But I was nervous terrified.  What if I screwed up something that I love?  What if I told people I was making it (which I did, because why not add some more pressure to the equation?), then I tried and it just bombed…the dough didn’t come together, or the potatoes were too gluey, or…something.  What if I wasted three hours of my precious, precious weekend and had nothing to show for it other than a kitchen covered in flour and congealed potato (I bet you’re hungry after that description)?

So what was the solution to eventually calming those many, many nerves?

Wine, of course.

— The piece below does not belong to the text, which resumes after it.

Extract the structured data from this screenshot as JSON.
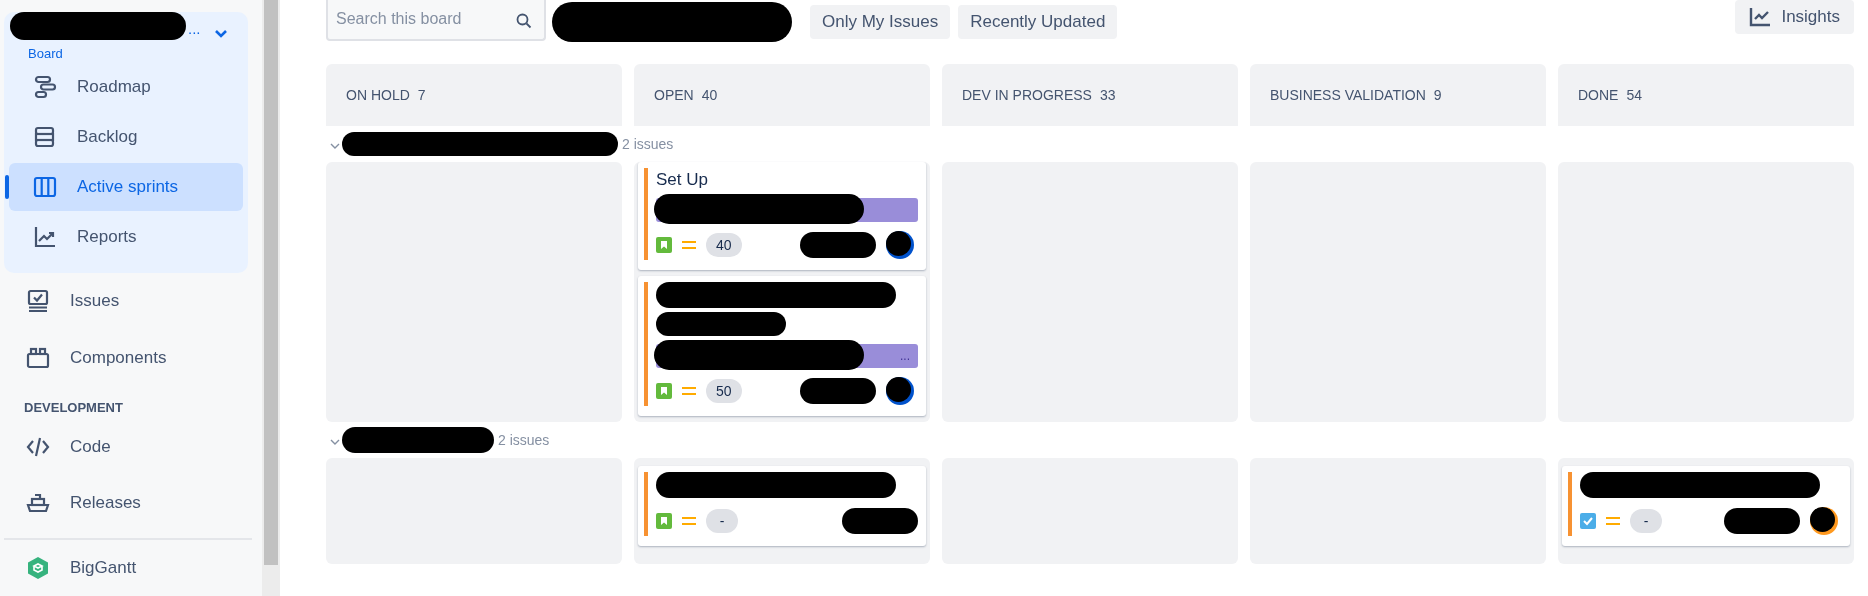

Two delicious bottles of Spanish red, to be precise, that were both empty by the end of the process (before you pass any judgment on my drinking habits, Boyfriend was also drinking it and this was an all-day event).  Because if I’m going to be making pasta all day like a tiny old Italian grandmother, I think red wine is really a necessity.  But then again, there are very few occasions where I don’t think wine is a necessity.

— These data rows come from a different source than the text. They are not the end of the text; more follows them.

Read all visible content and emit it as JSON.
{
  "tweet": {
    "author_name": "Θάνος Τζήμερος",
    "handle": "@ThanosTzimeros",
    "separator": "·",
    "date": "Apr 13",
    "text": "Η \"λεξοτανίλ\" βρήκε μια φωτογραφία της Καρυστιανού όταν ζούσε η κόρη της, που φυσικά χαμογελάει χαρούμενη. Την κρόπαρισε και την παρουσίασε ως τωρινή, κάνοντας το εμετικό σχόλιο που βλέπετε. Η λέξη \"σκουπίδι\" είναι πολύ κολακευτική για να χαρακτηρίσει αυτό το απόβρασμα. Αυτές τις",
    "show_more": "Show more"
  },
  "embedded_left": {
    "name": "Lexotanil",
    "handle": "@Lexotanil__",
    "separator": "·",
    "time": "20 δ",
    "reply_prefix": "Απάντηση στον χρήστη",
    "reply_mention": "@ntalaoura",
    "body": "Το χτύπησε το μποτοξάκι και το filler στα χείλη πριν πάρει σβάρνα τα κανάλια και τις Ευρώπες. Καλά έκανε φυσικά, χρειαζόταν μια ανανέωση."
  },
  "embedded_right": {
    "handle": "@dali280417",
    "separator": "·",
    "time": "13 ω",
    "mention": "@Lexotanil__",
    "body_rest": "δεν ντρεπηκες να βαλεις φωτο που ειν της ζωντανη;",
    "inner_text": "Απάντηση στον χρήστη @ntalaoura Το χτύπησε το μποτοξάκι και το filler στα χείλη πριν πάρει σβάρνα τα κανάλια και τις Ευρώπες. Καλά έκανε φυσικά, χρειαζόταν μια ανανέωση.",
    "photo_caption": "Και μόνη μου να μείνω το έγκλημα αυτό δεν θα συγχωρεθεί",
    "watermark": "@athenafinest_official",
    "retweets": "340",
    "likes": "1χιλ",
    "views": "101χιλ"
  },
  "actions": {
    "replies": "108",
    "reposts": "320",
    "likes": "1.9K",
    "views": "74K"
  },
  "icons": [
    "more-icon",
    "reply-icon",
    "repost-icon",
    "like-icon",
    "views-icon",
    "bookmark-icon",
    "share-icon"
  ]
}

Anyway, yesterday I bit the bullet and gnocchi was made.  Lots of gnocchi.  I actually should’ve made more, because I brought a bunch of it to work today (stupid) and now I just have the bag of it that I froze, because let’s face it – I don’t love my coworkers enough to bring them all of my homemade gnocchi.

I had psyched myself up for this process to be a whole lot harder than it was.  Like, tears-in-the-dough-when-will-it-all-be-over-why-did-I-even-start-this-project harder.  But it wasn’t.  Basically, the potatoes are pricked all over with a fork, baked for an hour, peeled, grated (my kitchen obsessions are not such that I have a potato ricer or a food mill), mixed with some salt, egg and flour, formed into dough, rolled into snakes and cut into little nubbins.  Sounds like a lot of steps, but really?  This is homemade pasta, people.  It is a labor of love.